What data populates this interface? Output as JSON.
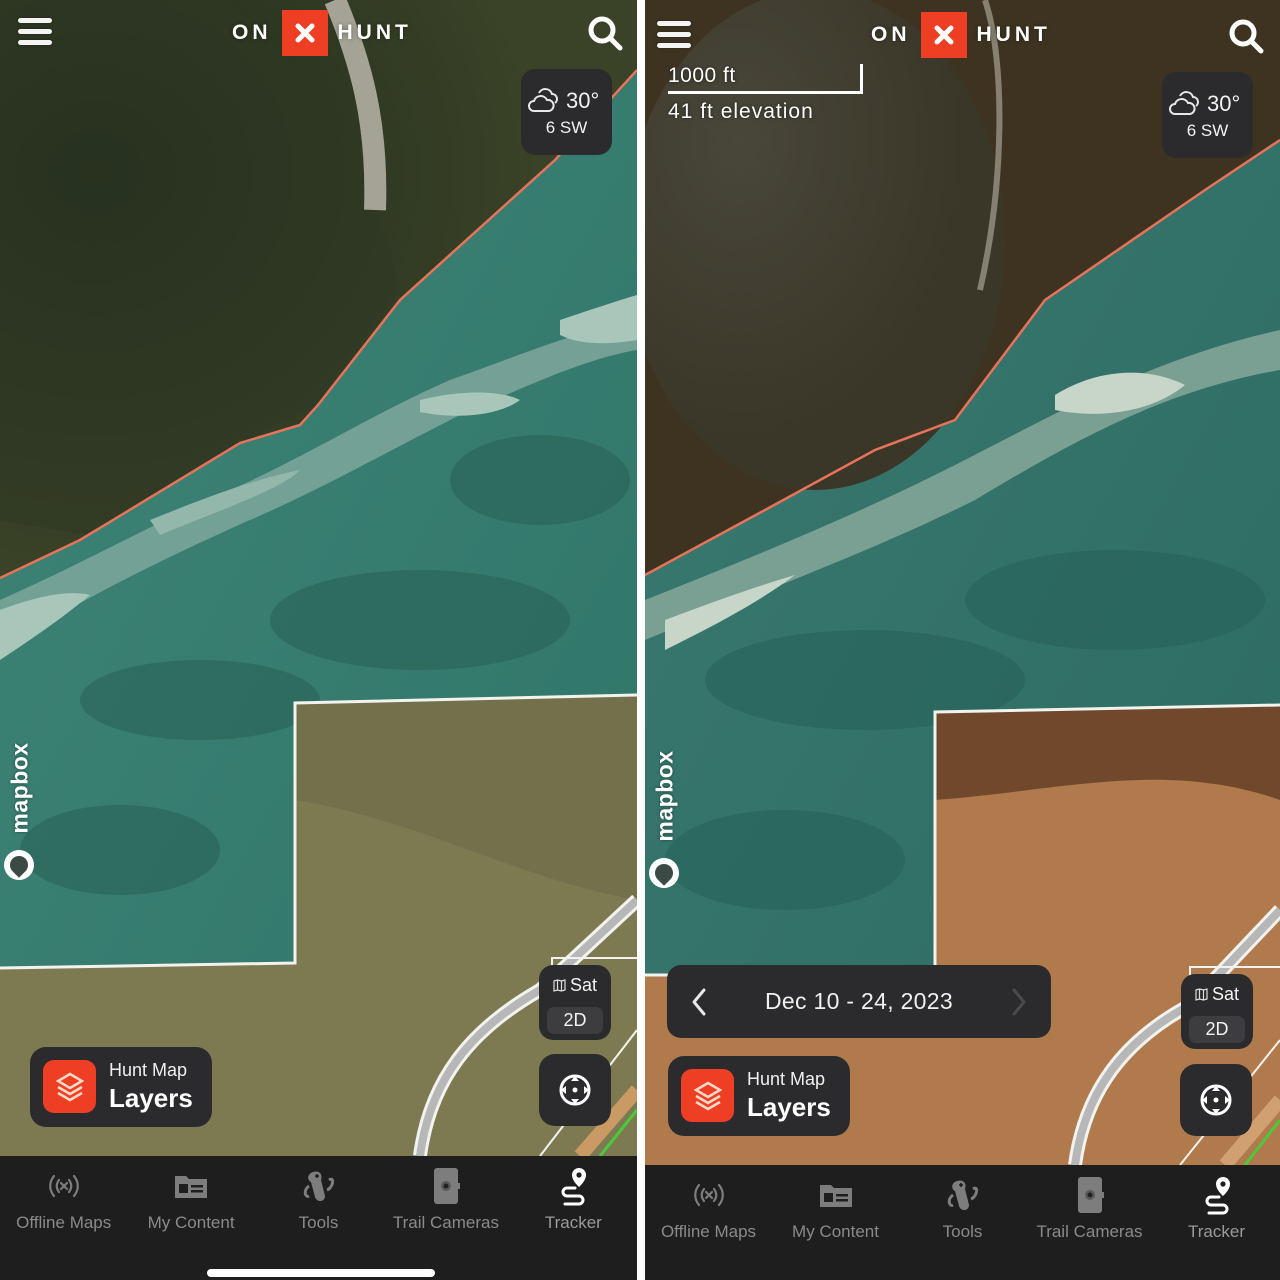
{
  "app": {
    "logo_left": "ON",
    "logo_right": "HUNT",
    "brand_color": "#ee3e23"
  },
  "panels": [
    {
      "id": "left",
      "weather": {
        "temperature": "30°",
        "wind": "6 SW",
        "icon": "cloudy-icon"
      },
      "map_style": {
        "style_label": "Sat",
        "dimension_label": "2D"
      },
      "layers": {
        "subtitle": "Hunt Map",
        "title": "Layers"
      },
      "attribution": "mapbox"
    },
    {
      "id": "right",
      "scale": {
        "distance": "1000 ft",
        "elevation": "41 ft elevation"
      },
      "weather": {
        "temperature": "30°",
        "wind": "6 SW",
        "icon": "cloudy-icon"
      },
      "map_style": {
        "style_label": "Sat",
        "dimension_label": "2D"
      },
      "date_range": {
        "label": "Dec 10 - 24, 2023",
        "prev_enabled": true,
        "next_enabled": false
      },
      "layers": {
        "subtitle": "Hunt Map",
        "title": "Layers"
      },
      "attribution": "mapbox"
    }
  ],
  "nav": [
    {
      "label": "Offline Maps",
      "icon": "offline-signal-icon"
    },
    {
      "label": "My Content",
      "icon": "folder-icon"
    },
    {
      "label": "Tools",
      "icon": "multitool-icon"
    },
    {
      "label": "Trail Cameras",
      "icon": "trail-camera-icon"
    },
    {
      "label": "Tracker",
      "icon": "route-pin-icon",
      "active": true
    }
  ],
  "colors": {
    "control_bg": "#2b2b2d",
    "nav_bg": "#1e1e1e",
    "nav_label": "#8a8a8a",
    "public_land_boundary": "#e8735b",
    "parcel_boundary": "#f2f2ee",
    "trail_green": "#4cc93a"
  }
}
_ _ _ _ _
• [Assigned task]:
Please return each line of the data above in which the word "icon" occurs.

• [The answer]:
        "icon": "cloudy-icon"
        "icon": "cloudy-icon"
      "icon": "offline-signal-icon"
      "icon": "folder-icon"
      "icon": "multitool-icon"
      "icon": "trail-camera-icon"
      "icon": "route-pin-icon",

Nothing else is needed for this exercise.